Analysis paralysis is over-analyzing or overthinking an action to the point of taking no action at all. You simply can’t make a decision, so you get stuck. Does this sound like you? Perhaps you’re a business leader or manager responsible for dozens of daily decisions. If you get stuck when evaluating ideas or information, you might have analysis paralysis.
Business leaders are tasked with making the most important decisions on behalf of a company. From approving a personalized direct mail template to finalizing a buyout offer, business leaders are under pressure to call the shots that pay the bills and make the money. While being a leader is all about making decisions, doing so day in and day out becomes exhausting.
You might feel mentally drained, stressed, or burned out. You spend valuable mental resources even when making simple decisions. The pressure is amplified when you’re making business decisions. So if you spend hours agonizing over one decision, it leads to mental exhaustion and inaction.

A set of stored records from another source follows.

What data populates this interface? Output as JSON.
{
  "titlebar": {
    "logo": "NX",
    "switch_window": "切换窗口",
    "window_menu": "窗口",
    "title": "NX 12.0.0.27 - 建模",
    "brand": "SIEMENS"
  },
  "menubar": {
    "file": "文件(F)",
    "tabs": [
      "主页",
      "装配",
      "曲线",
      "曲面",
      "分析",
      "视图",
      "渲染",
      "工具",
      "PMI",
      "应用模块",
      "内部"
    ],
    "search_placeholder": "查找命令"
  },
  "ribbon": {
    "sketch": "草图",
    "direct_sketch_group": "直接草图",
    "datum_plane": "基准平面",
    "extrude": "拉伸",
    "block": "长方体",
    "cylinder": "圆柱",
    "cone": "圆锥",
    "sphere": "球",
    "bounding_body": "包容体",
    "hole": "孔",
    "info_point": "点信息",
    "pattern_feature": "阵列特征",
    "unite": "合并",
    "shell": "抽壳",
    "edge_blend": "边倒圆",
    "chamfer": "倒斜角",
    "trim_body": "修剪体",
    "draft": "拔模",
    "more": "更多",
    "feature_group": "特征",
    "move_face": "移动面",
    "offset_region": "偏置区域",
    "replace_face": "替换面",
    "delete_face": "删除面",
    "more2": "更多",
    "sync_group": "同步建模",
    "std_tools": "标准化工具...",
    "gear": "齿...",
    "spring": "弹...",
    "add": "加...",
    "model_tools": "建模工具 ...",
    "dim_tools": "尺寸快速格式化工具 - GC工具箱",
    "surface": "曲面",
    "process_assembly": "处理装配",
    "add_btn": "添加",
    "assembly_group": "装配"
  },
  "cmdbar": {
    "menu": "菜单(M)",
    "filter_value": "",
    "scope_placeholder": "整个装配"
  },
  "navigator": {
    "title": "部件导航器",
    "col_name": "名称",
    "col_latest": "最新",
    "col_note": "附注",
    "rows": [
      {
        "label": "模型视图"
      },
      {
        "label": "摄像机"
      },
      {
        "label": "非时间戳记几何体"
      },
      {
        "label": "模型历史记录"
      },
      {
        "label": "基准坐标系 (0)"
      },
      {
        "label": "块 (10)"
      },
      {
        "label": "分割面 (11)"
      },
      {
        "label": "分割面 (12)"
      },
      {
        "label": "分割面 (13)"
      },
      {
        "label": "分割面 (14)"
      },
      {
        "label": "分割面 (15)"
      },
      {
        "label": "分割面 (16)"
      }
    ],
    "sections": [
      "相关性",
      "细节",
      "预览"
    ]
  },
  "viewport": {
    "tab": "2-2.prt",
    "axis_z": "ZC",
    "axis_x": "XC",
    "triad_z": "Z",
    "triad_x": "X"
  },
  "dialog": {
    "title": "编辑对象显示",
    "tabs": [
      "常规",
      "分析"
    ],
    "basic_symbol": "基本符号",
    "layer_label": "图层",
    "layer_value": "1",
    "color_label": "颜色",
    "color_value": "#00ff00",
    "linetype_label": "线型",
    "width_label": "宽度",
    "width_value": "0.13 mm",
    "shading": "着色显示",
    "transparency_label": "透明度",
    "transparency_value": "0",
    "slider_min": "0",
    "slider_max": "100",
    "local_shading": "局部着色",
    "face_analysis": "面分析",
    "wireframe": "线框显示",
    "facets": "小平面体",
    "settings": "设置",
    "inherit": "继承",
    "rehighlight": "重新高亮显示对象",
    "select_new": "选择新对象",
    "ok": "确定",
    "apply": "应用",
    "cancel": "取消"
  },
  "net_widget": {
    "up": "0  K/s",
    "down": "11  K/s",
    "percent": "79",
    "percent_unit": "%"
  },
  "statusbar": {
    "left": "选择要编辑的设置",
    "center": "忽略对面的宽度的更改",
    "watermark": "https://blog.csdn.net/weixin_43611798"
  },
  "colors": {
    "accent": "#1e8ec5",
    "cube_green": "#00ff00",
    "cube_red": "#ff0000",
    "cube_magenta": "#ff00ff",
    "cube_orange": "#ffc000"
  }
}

The good news is you can overcome and prevent analysis paralysis from taking a bite out of your bottom line The following seven tips will help you avoid paralysis analysis.
Deadlines are efficient. When facing a deadline, you’re forced to make a faster decision. The hard part is sticking to a self-imposed deadline. Make yourself accountable by sharing the deadline with friends, family, or coworkers. When other people know the deadline, you’ll find it harder to ignore.
You face several business decisions during your day – but some are more important than others. Deciding what to do on your break isn’t quite as pressing as deciding who gets the office promotion. You’re generally mentally fresh at the start of your day, so this is the best time to make tough decisions.
It’s wise to consider important details when making a decision. But too many details can lead to information overload. And information overload often leads directly to analysis paralysis. Set a limit to the amount of information you need to make a decision.
Getting a second opinion can make a big difference in decision-making. If you’re completely stuck, take the pressure off of yourself by asking for help. Talk it out with a coworker, friend, or family member.
Explaining the situation to another person can also help you clarify your thoughts. Some people find it helps them think better when discussing what’s on their minds. And the other person can possibly bring errors in judgment to your attention. That alone is possibly enough to push you into action.
It helps to have a goal in mind when facing a tough decision. A clearly defined objective or goal will let you know precisely what you need to accomplish. Identify the most important thing on which to focus.
For example, say you’re trying to decide between three direct mail campaigns. What do you want the campaign to achieve? Answer the question before you start reviewing the campaigns. Then choose the option that best represents your main goal.
There’s nothing wrong with wanting to make a wise decision. But settling for nothing less than perfection can lead to analysis paralysis. Striving for perfection sometimes turns into a trap that leaves you stuck.
Remember, you can get average results even from what you consider the most perfect decision you’ve ever made. Take the pressure off of yourself. Aim for the best choice that you can make – don’t worry about it being a perfect choice.
When you’re tired or overwhelmed, ruminating on your decision makes it worse. If time permits, give your mind a rest. Take some time away from your decision-making and find an enjoyable distraction.
What do you enjoy? You might take a walk, go for a jog, meditate, or practice yoga. Whatever it is you do for relaxation will give your mind a rest. Return to your decision-making after you’re refreshed and relaxed.
It’s wise to think through options before making a decision. But if you’re trapped in a web of indecision, it likely means you’ve fallen into analysis paralysis. The strategies mentioned here can help when you’re stuck in the decision-making process.